Paper No. JAWRA-08-0087-P of the Journal of the American Water Resources Association (JAWRA). Discussions are open until six months from print publication.
Adaptive Management of Stream Channel Maintenance at Bridge Crossings in the Northern Tier Region, Pennsylvania1
Version of Record online: 19 AUG 2009
© 2009 American Water Resources Association
JAWRA Journal of the American Water Resources Association
Volume 45, Issue 5, pages 1197–1208, October 2009
How to Cite
Newlin, J. T. and Johnson, P. A. (2009), Adaptive Management of Stream Channel Maintenance at Bridge Crossings in the Northern Tier Region, Pennsylvania. JAWRA Journal of the American Water Resources Association, 45: 1197–1208. doi: 10.1111/j.1752-1688.2009.00352.x
- Issue online: 5 OCT 2009
- Version of Record online: 19 AUG 2009
- Received May 19, 2008; accepted May 20, 2009.
- adaptive management;
- sediment transport;
- hydraulic structures;
- bridge waterway;
- sediment mitigation
Abstract: An adaptive management framework is applied to the problem of identifying mitigation measures for sediment deposition near bridge crossings in small streams in the Northern Tier region of northern Pennsylvania. The presence of the rigid bridge infrastructure introduces a challenge for applying adaptive management practices, because the integrity of the bridge structure itself has to be maintained regardless of the mitigation practices used in the stream channel near the bridge.

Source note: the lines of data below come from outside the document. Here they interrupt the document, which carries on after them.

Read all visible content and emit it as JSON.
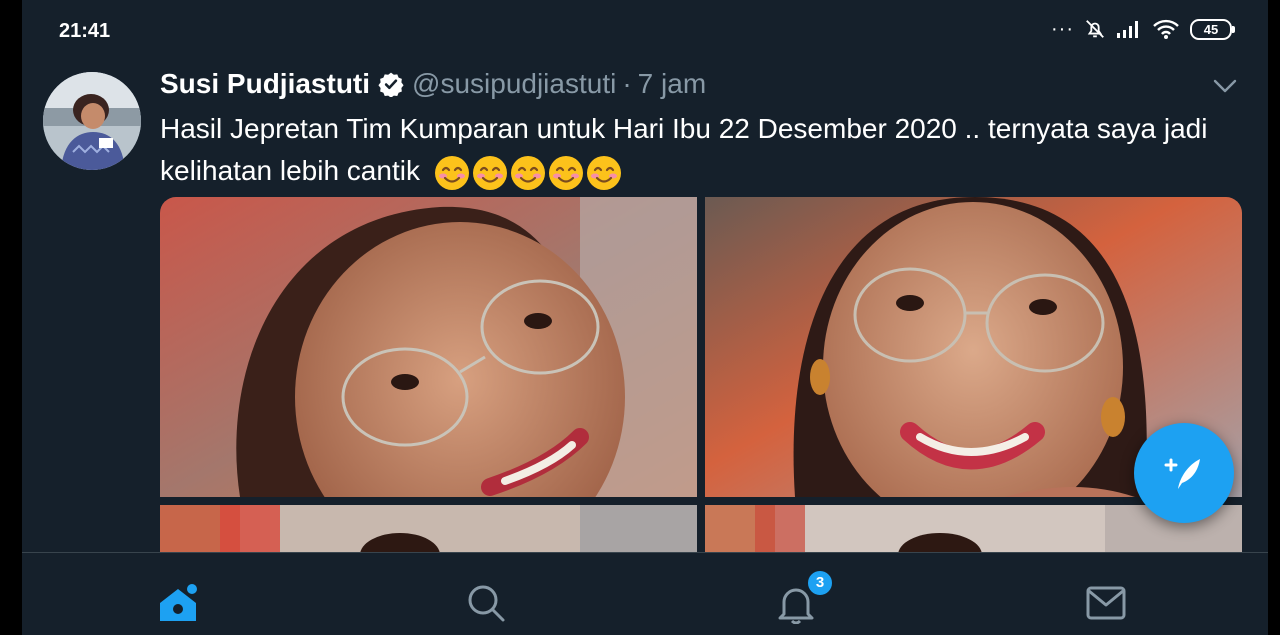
{
  "status_bar": {
    "time": "21:41",
    "battery": "45",
    "icons": [
      "more-dots-icon",
      "mute-bell-icon",
      "signal-icon",
      "wifi-icon",
      "battery-icon"
    ]
  },
  "tweet": {
    "author_name": "Susi Pudjiastuti",
    "handle": "@susipudjiastuti",
    "separator": "·",
    "time": "7 jam",
    "verified": true,
    "text": "Hasil Jepretan Tim Kumparan untuk Hari Ibu 22 Desember 2020 .. ternyata saya jadi kelihatan lebih cantik",
    "emoji_count": 5,
    "media_count": 4
  },
  "bottom_nav": {
    "items": [
      "home-icon",
      "search-icon",
      "notifications-icon",
      "messages-icon"
    ],
    "notification_badge": "3"
  },
  "colors": {
    "background": "#15202b",
    "accent": "#1da1f2",
    "secondary_text": "#8899a6",
    "divider": "#38444d"
  }
}
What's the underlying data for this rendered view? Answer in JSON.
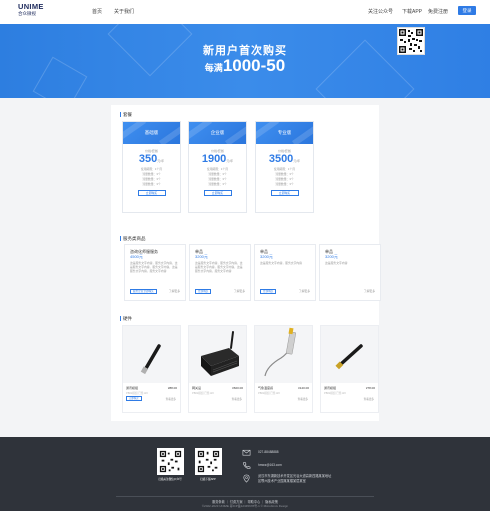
{
  "header": {
    "logo_main": "UNIME",
    "logo_sub": "合众微视",
    "nav": [
      "首页",
      "关于我们"
    ],
    "right_links": [
      "关注公众号",
      "下载APP",
      "免费注册"
    ],
    "login_label": "登录"
  },
  "banner": {
    "title": "新用户首次购买",
    "promo_prefix": "每满",
    "promo_value": "1000-50"
  },
  "pricing": {
    "section_title": "套餐",
    "plans": [
      {
        "name": "基础版",
        "label": "价格/套餐",
        "price": "350",
        "unit": "元/年",
        "lines": [
          "使用期限：1个月",
          "流量数量：3个",
          "流量数量：3个",
          "流量数量：3个"
        ],
        "button": "立即购买"
      },
      {
        "name": "企业版",
        "label": "价格/套餐",
        "price": "1900",
        "unit": "元/年",
        "lines": [
          "使用期限：1个月",
          "流量数量：3个",
          "流量数量：3个",
          "流量数量：3个"
        ],
        "button": "立即购买"
      },
      {
        "name": "专业版",
        "label": "价格/套餐",
        "price": "3500",
        "unit": "元/年",
        "lines": [
          "使用期限：1个月",
          "流量数量：3个",
          "流量数量：3个",
          "流量数量：3个"
        ],
        "button": "立即购买"
      }
    ]
  },
  "services": {
    "section_title": "服务类商品",
    "items": [
      {
        "title": "咨询化师服服务",
        "price": "4500元",
        "desc": "这是服务文字内容，服务文字内容，这是服务文字内容。服务文字内容，这是服务文字内容。服务文字内容",
        "button": "服务企业立即购买",
        "more": "了解更多"
      },
      {
        "title": "单品",
        "price": "3200元",
        "desc": "这是服务文字内容，服务文字内容，这是服务文字内容。服务文字内容，这是服务文字内容。服务文字内容",
        "button": "立即购买",
        "more": "了解更多"
      },
      {
        "title": "单品",
        "price": "3200元",
        "desc": "这是服务文字内容，服务文字内容",
        "button": "立即购买",
        "more": "了解更多"
      },
      {
        "title": "单品",
        "price": "3200元",
        "desc": "这是服务文字内容",
        "button": "",
        "more": "了解更多"
      }
    ]
  },
  "products": {
    "section_title": "硬件",
    "items": [
      {
        "name": "通讯模组",
        "price": "¥88.00",
        "sub": "PB02模组 已售120",
        "tag": "立即购买",
        "more": "查看更多"
      },
      {
        "name": "网关设",
        "price": "¥600.00",
        "sub": "PB02模组 已售120",
        "tag": "",
        "more": "查看更多"
      },
      {
        "name": "气象温度感",
        "price": "¥120.00",
        "sub": "PB02模组 已售120",
        "tag": "",
        "more": "查看更多"
      },
      {
        "name": "通讯模组",
        "price": "¥78.00",
        "sub": "PB02模组 已售120",
        "tag": "",
        "more": "查看更多"
      }
    ]
  },
  "footer": {
    "qr_labels": [
      "扫描关注微信公众号",
      "扫描下载APP"
    ],
    "phone": "027-88488888",
    "email": "hmwz@163.com",
    "address_line1": "武汉市东湖新技术开发区光谷大道高新四路某某地址",
    "address_line2": "区鄂州技术产业园某某楼某层某室",
    "links": "服务条款 ｜ 付费方案 ｜ 帮助中心 ｜ 隐私政策",
    "copyright": "©2022-2023 UNIME 鄂ICP备12345678号-1 © Microbimix Design"
  },
  "colors": {
    "accent": "#2f7be5",
    "footer_bg": "#2f333a",
    "page_bg": "#f3f4f6"
  }
}
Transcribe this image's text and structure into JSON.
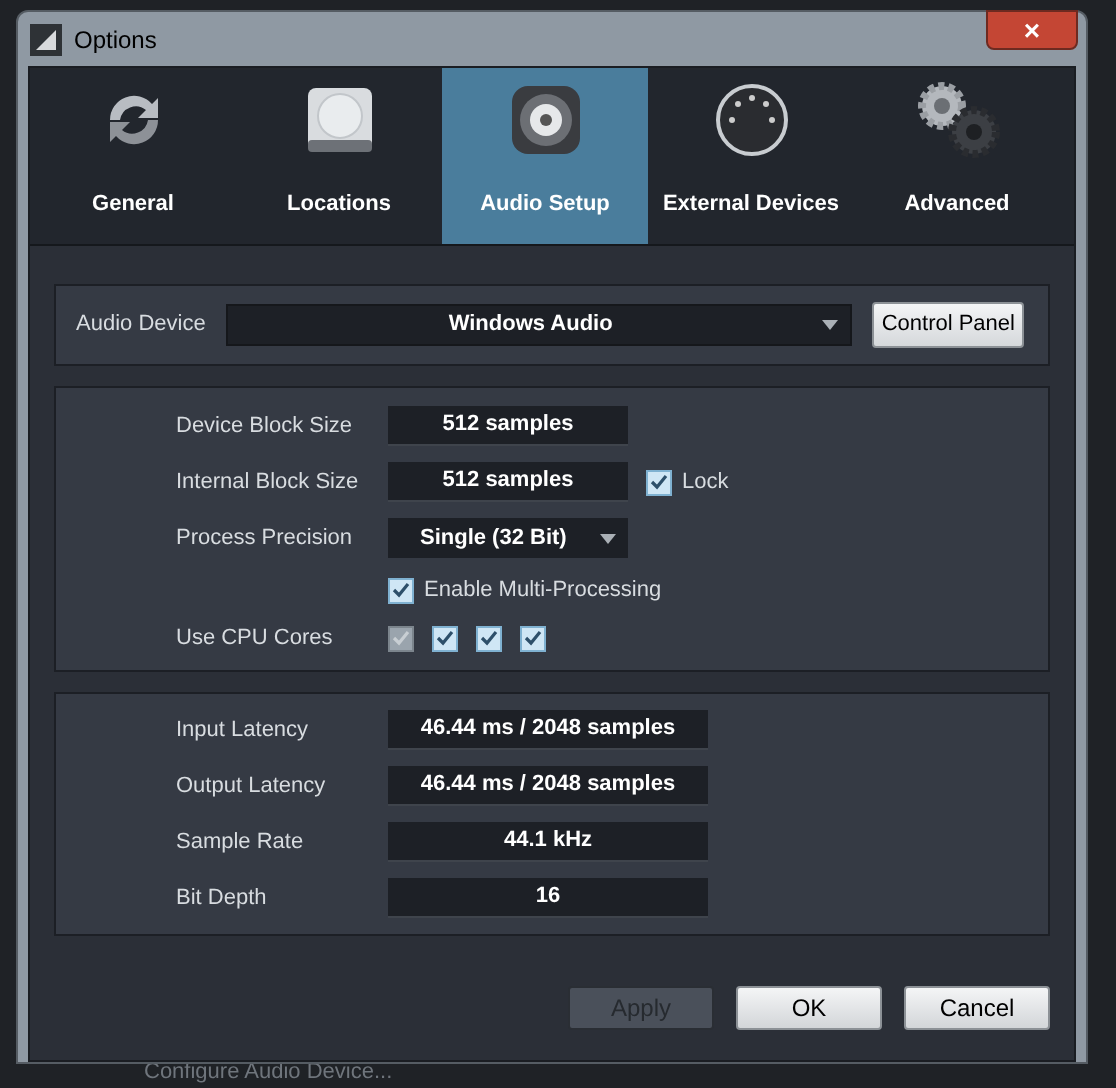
{
  "window": {
    "title": "Options",
    "close": "×"
  },
  "tabs": [
    {
      "label": "General",
      "kind": "general",
      "selected": false
    },
    {
      "label": "Locations",
      "kind": "locations",
      "selected": false
    },
    {
      "label": "Audio Setup",
      "kind": "audio",
      "selected": true
    },
    {
      "label": "External Devices",
      "kind": "external",
      "selected": false
    },
    {
      "label": "Advanced",
      "kind": "advanced",
      "selected": false
    }
  ],
  "audio_device": {
    "label": "Audio Device",
    "value": "Windows Audio",
    "button": "Control Panel"
  },
  "processing": {
    "rows": [
      {
        "kind": "field",
        "label": "Device Block Size",
        "value": "512 samples"
      },
      {
        "kind": "field",
        "label": "Internal Block Size",
        "value": "512 samples",
        "checkbox": {
          "label": "Lock",
          "checked": true
        }
      },
      {
        "kind": "dropdown",
        "label": "Process Precision",
        "value": "Single (32 Bit)"
      },
      {
        "kind": "checkbox",
        "label": "Enable Multi-Processing",
        "checked": true
      },
      {
        "kind": "cores",
        "label": "Use CPU Cores",
        "cores": [
          {
            "checked": true,
            "disabled": true
          },
          {
            "checked": true,
            "disabled": false
          },
          {
            "checked": true,
            "disabled": false
          },
          {
            "checked": true,
            "disabled": false
          }
        ]
      }
    ]
  },
  "latency": [
    {
      "label": "Input Latency",
      "value": "46.44 ms / 2048 samples"
    },
    {
      "label": "Output Latency",
      "value": "46.44 ms / 2048 samples"
    },
    {
      "label": "Sample Rate",
      "value": "44.1 kHz"
    },
    {
      "label": "Bit Depth",
      "value": "16"
    }
  ],
  "buttons": [
    {
      "label": "Apply",
      "disabled": true
    },
    {
      "label": "OK",
      "disabled": false
    },
    {
      "label": "Cancel",
      "disabled": false
    }
  ],
  "background": {
    "status_text": "Configure Audio Device..."
  }
}
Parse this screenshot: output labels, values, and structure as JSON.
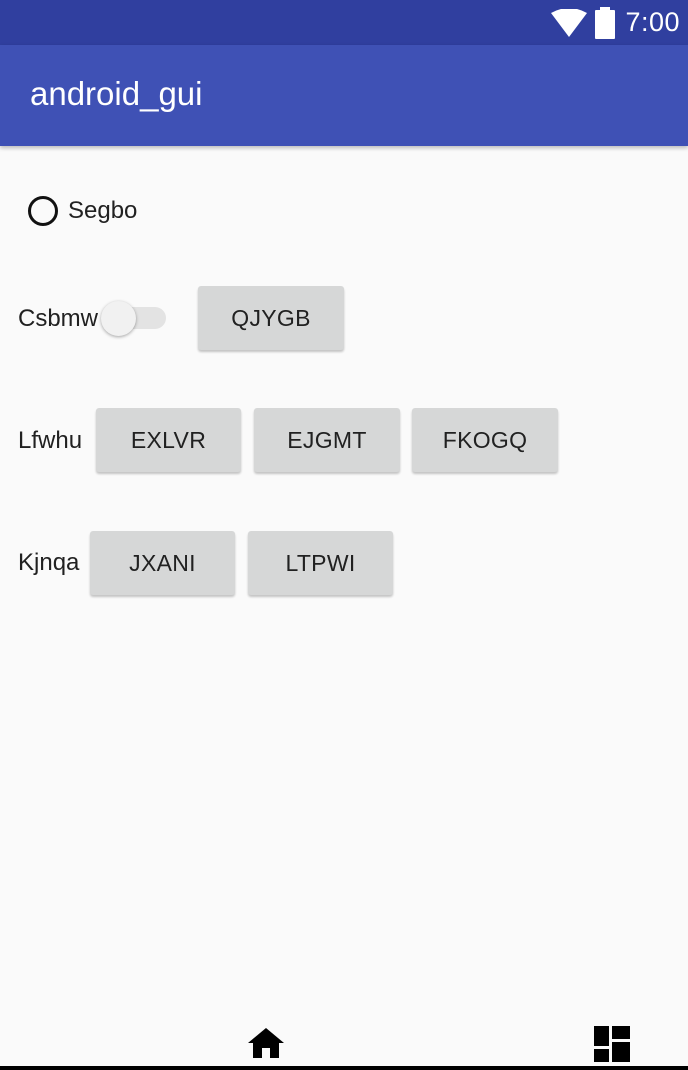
{
  "status_bar": {
    "time": "7:00",
    "icons": [
      "wifi-icon",
      "battery-icon"
    ],
    "bg_color": "#303f9f"
  },
  "app_bar": {
    "title": "android_gui",
    "bg_color": "#3f51b5"
  },
  "radio": {
    "label": "Segbo",
    "checked": false
  },
  "row1": {
    "label": "Csbmw",
    "switch_on": false,
    "buttons": [
      "QJYGB"
    ]
  },
  "row2": {
    "label": "Lfwhu",
    "buttons": [
      "EXLVR",
      "EJGMT",
      "FKOGQ"
    ]
  },
  "row3": {
    "label": "Kjnqa",
    "buttons": [
      "JXANI",
      "LTPWI"
    ]
  },
  "nav_bar": {
    "icons": [
      "home-icon",
      "dashboard-icon"
    ]
  }
}
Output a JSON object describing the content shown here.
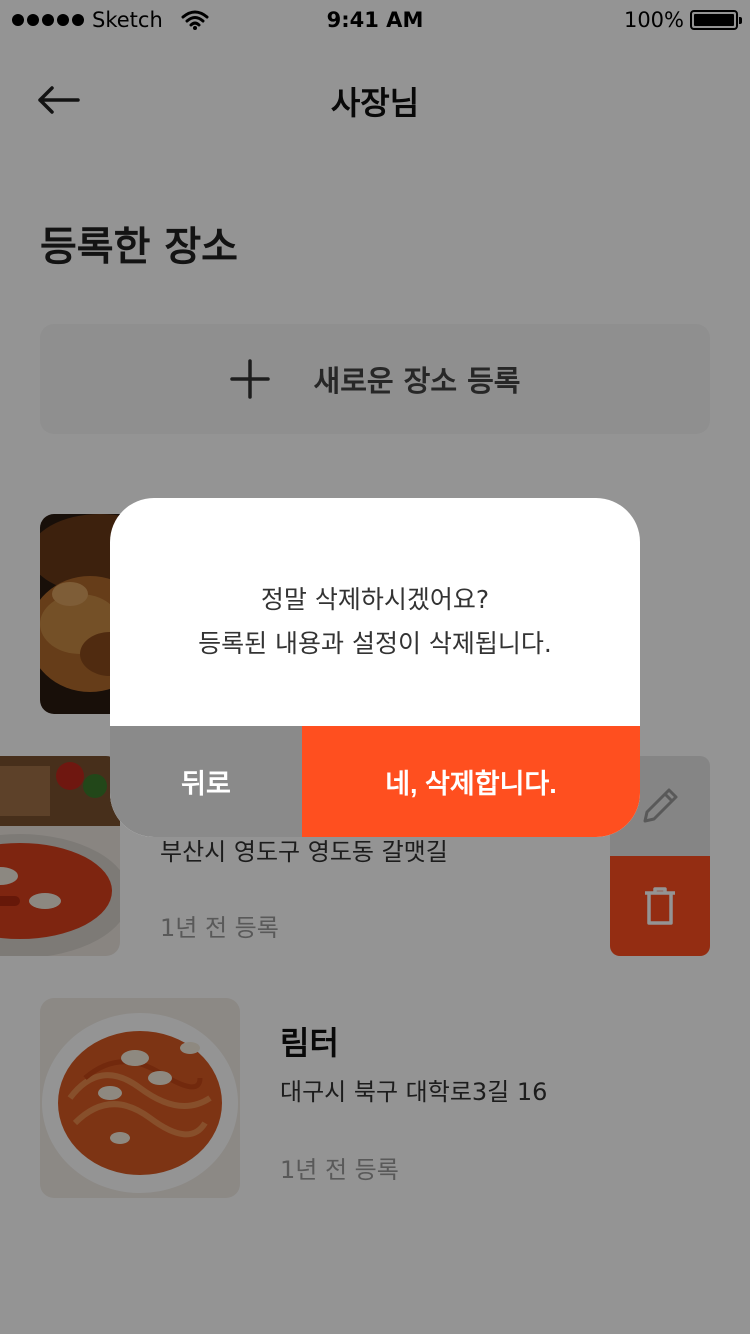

In an effort to overcome the unacceptable risk that field-scale adaptive management experiments present to rigid bridge infrastructure, an adaptive management approach for laboratory-scale experimentation of mitigation methods at bridge crossings in the Northern Tier region is presented as a way to decrease the level of uncertainty about channel response to mitigation measures and increase the rate of learning about the effectiveness of these measures. Four cycles of adaptive management experiments are discussed to demonstrate that this approach results in fast and efficient learning about channel response to mitigation methods for the given conditions. The value of monitoring and of assessment of monitored data in the overall efficiency of the adaptive management approach is highlighted. Assessment of what was learned in the adaptive management experiment cycles presented here leads to new directions to continually improve management policies and practices in stream channels at bridge crossings in the Northern Tier region. The adaptive management process, rather than continuing with a normally risk-averse management approach, results in opportunities for learning new information about a system’s response.